Today is St. Patrick’s Day and I have to admit, I’m well beyond drinking cheap green beer from plastic cups. I never much enjoyed crap beer anyway. In college, my friends and I would save our pennies for a pint of two of Guinness. Sure the corner bar had $1.50 pitchers of Coors Light every night but when we could, we’d spring for $4 pints of the good stuff. Really. These days my festivities turn more to good beer or Irish whiskey, old friends and delicious food. It is still just as fun if different in tone and I still enjoy a nice pint of Guinness. Which is, believe it or not, is a lot easier on your system than cheap, skunky, questionably colored beer. True story (in my inexpert but experienced opinion).
Ever year about this time, the interwebs are filled with seasonal themed green dyed food.
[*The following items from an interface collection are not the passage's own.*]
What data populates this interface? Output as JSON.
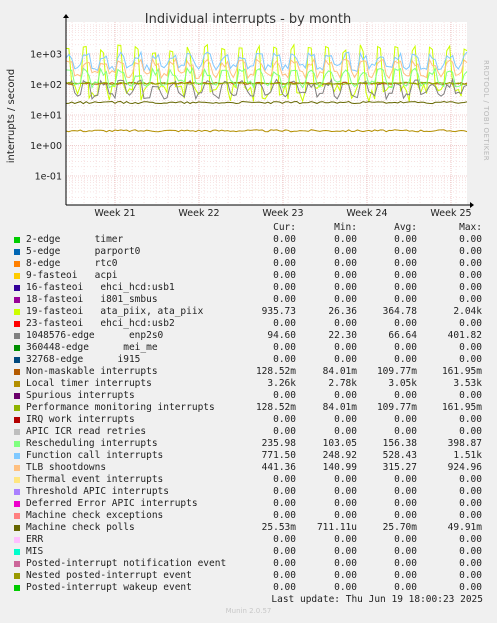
{
  "chart_data": {
    "type": "line",
    "title": "Individual interrupts - by month",
    "ylabel": "interrupts / second",
    "y_scale": "log",
    "ylim": [
      0.01,
      5000
    ],
    "y_ticks": [
      "1e-01",
      "1e+00",
      "1e+01",
      "1e+02",
      "1e+03"
    ],
    "x_ticks": [
      "Week 21",
      "Week 22",
      "Week 23",
      "Week 24",
      "Week 25"
    ],
    "grid": true,
    "side_text": "RRDTOOL / TOBI OETIKER",
    "columns": [
      "Cur:",
      "Min:",
      "Avg:",
      "Max:"
    ],
    "series": [
      {
        "name": "2-edge      timer",
        "color": "#00cc00",
        "cur": "0.00",
        "min": "0.00",
        "avg": "0.00",
        "max": "0.00"
      },
      {
        "name": "5-edge      parport0",
        "color": "#0066b3",
        "cur": "0.00",
        "min": "0.00",
        "avg": "0.00",
        "max": "0.00"
      },
      {
        "name": "8-edge      rtc0",
        "color": "#ff8000",
        "cur": "0.00",
        "min": "0.00",
        "avg": "0.00",
        "max": "0.00"
      },
      {
        "name": "9-fasteoi   acpi",
        "color": "#ffcc00",
        "cur": "0.00",
        "min": "0.00",
        "avg": "0.00",
        "max": "0.00"
      },
      {
        "name": "16-fasteoi   ehci_hcd:usb1",
        "color": "#330099",
        "cur": "0.00",
        "min": "0.00",
        "avg": "0.00",
        "max": "0.00"
      },
      {
        "name": "18-fasteoi   i801_smbus",
        "color": "#990099",
        "cur": "0.00",
        "min": "0.00",
        "avg": "0.00",
        "max": "0.00"
      },
      {
        "name": "19-fasteoi   ata_piix, ata_piix",
        "color": "#ccff00",
        "cur": "935.73",
        "min": "26.36",
        "avg": "364.78",
        "max": "2.04k"
      },
      {
        "name": "23-fasteoi   ehci_hcd:usb2",
        "color": "#ff0000",
        "cur": "0.00",
        "min": "0.00",
        "avg": "0.00",
        "max": "0.00"
      },
      {
        "name": "1048576-edge      enp2s0",
        "color": "#808080",
        "cur": "94.60",
        "min": "22.30",
        "avg": "66.64",
        "max": "401.82"
      },
      {
        "name": "360448-edge      mei_me",
        "color": "#008f00",
        "cur": "0.00",
        "min": "0.00",
        "avg": "0.00",
        "max": "0.00"
      },
      {
        "name": "32768-edge      i915",
        "color": "#00487d",
        "cur": "0.00",
        "min": "0.00",
        "avg": "0.00",
        "max": "0.00"
      },
      {
        "name": "Non-maskable interrupts",
        "color": "#b35a00",
        "cur": "128.52m",
        "min": "84.01m",
        "avg": "109.77m",
        "max": "161.95m"
      },
      {
        "name": "Local timer interrupts",
        "color": "#b38f00",
        "cur": "3.26k",
        "min": "2.78k",
        "avg": "3.05k",
        "max": "3.53k"
      },
      {
        "name": "Spurious interrupts",
        "color": "#6b006b",
        "cur": "0.00",
        "min": "0.00",
        "avg": "0.00",
        "max": "0.00"
      },
      {
        "name": "Performance monitoring interrupts",
        "color": "#8fb300",
        "cur": "128.52m",
        "min": "84.01m",
        "avg": "109.77m",
        "max": "161.95m"
      },
      {
        "name": "IRQ work interrupts",
        "color": "#b30000",
        "cur": "0.00",
        "min": "0.00",
        "avg": "0.00",
        "max": "0.00"
      },
      {
        "name": "APIC ICR read retries",
        "color": "#bebebe",
        "cur": "0.00",
        "min": "0.00",
        "avg": "0.00",
        "max": "0.00"
      },
      {
        "name": "Rescheduling interrupts",
        "color": "#80ff80",
        "cur": "235.98",
        "min": "103.05",
        "avg": "156.38",
        "max": "398.87"
      },
      {
        "name": "Function call interrupts",
        "color": "#80c9ff",
        "cur": "771.50",
        "min": "248.92",
        "avg": "528.43",
        "max": "1.51k"
      },
      {
        "name": "TLB shootdowns",
        "color": "#ffc080",
        "cur": "441.36",
        "min": "140.99",
        "avg": "315.27",
        "max": "924.96"
      },
      {
        "name": "Thermal event interrupts",
        "color": "#ffe680",
        "cur": "0.00",
        "min": "0.00",
        "avg": "0.00",
        "max": "0.00"
      },
      {
        "name": "Threshold APIC interrupts",
        "color": "#aa80ff",
        "cur": "0.00",
        "min": "0.00",
        "avg": "0.00",
        "max": "0.00"
      },
      {
        "name": "Deferred Error APIC interrupts",
        "color": "#ee00cc",
        "cur": "0.00",
        "min": "0.00",
        "avg": "0.00",
        "max": "0.00"
      },
      {
        "name": "Machine check exceptions",
        "color": "#ff8080",
        "cur": "0.00",
        "min": "0.00",
        "avg": "0.00",
        "max": "0.00"
      },
      {
        "name": "Machine check polls",
        "color": "#666600",
        "cur": "25.53m",
        "min": "711.11u",
        "avg": "25.70m",
        "max": "49.91m"
      },
      {
        "name": "ERR",
        "color": "#ffbfff",
        "cur": "0.00",
        "min": "0.00",
        "avg": "0.00",
        "max": "0.00"
      },
      {
        "name": "MIS",
        "color": "#00ffcc",
        "cur": "0.00",
        "min": "0.00",
        "avg": "0.00",
        "max": "0.00"
      },
      {
        "name": "Posted-interrupt notification event",
        "color": "#cc6699",
        "cur": "0.00",
        "min": "0.00",
        "avg": "0.00",
        "max": "0.00"
      },
      {
        "name": "Nested posted-interrupt event",
        "color": "#999900",
        "cur": "0.00",
        "min": "0.00",
        "avg": "0.00",
        "max": "0.00"
      },
      {
        "name": "Posted-interrupt wakeup event",
        "color": "#00cc00",
        "cur": "0.00",
        "min": "0.00",
        "avg": "0.00",
        "max": "0.00"
      }
    ]
  },
  "footer": {
    "last_update": "Last update: Thu Jun 19 18:00:23 2025",
    "munin": "Munin 2.0.57"
  }
}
Like colored beer, I am not a fan of this approach. If I’m coming up with some St. Patrick’s Day vittles, I’d rather work with Irish whiskey and beer or spins on traditional dishes and ingredients. Green dye should be left to the Chicago River. I’m not opposed to going off in surprising directions. I mean really now, I’ve posted about Reuben Knishes in the past. Mock if you like but they were delicious and decidedly not green.
So I took another crack at a recipe I’ve been sort of working on for a few years, a toffee infused with Guinness Stout. I could never quite get it right, to the point where the stout flavor shone through. This year I nailed it on the first try. Makes me wonder what I’d been doing all those previous times. The secret, if I can even call it that, is to take a 16-ounce bottle of Guinness, one of those big bottles that you can buy as a single, and reduce it down to ½ cup. Concentrate that delicious peaty, earthiness into 4 ounces of highly flavored elixir. It gives the toffee a deep roundness with just a touch of pleasant bitterness. To make it more interesting, I add some crushed pretzels, a nice hit of salt and coat one side in chocolate. Green beer be damned, this stuff is great.
STRESS THERAPY BAKING FACTOR: CHEERS!! There’s no other way around it, this stuff is good. It’s festive, holiday appropriate and will impress the hell out of your drunk friends. Toffee, while typically good, is usually more on the sweet side. The dose of reduced Guinness adds just the nice counterpoint, balancing out the sweetness. The pretzel and salt brings it right over the top. And then to gild it with chocolate? Get outta here.
other St. Patrick’s Day appropriate recipes: Irish Soda Bread, Soda Bread Tarte Tatin, Guinness Chicken & Mushroom Boxty, Brown Bread Ice Cream, Irish Oatmeal Pudding, Irish Whiskey Cakes
seven years ago: Khachpuri (cheesy Georgian bread)
six years ago: Parmesan Black Pepper Crackers
five years ago: Guinness Stout Floats
four years ago: Corned Beef & Potato Cakes
three years ago: Reuben Knishes
two years ago: Guinness Crème Anglaise
last year: Flourless Chocolate Cookies
GUINNESS PRETZEL TOFFEE
Makes about 1 ½ pounds
The easiest way to keep track of the reducing beer is to measure a ½ cup into your saucepan, insert a wooden chopstick and mark off the level of the beer. Then pour the bottle in and use that chopstick marker to track when you’ve hit ½ cup.
1 16-ounce bottle Guinness Stout
8 ounces dark chocolate, finely chopped
1 cup coarsely crushed pretzels (about 2 ½ ounces)
1 teaspoon flaky sea salt, such as Maldon
1 cup unsalted butter, softened (2 sticks)
¼ cup light corn syrup
1 cup sugar
¾ teaspoon kosher salt
- In a small saucepan, bring the Guinness to a boil; reduce the heat to medium-low and maintaining a low boil, reduce to ½ cup. Be careful as it has a tendency to boil up and over.
- Line 9”x13” pan with foil; set aside.
- In medium bowl, melt chocolate over double boiler set over simmering water or in microwave in 45 second bursts at 50% power, stirring between bursts until smooth.
- Spread melted chocolate evenly on bottom of prepared pan.
- sprinkle with the flaky sea salt and top with the crushed pretzels. Chill until needed.
- In heavy saucepan over medium heat, combine butter, corn syrup, sugar and reduced Guinness, stirring constantly until sugar dissolves.
- Continue stirring until mixture becomes golden brown and a candy thermometer reaches 300°F (hard crack); once the mixture hits 230°F it will take about 4-5 minutes.
- Working quickly, remove the pan from the refrigerator and pour the toffee mixture over the chocolate/pretzels as evenly as you can given that you’re working with molten sugar. Be careful.
- With an offset spatula, quickly smooth toffee mixture to an even layer.
- Let cool to room temperature then refrigerate until chocolate is firm.
- Cut or break into pieces. Store in an airtight container up to 1 week.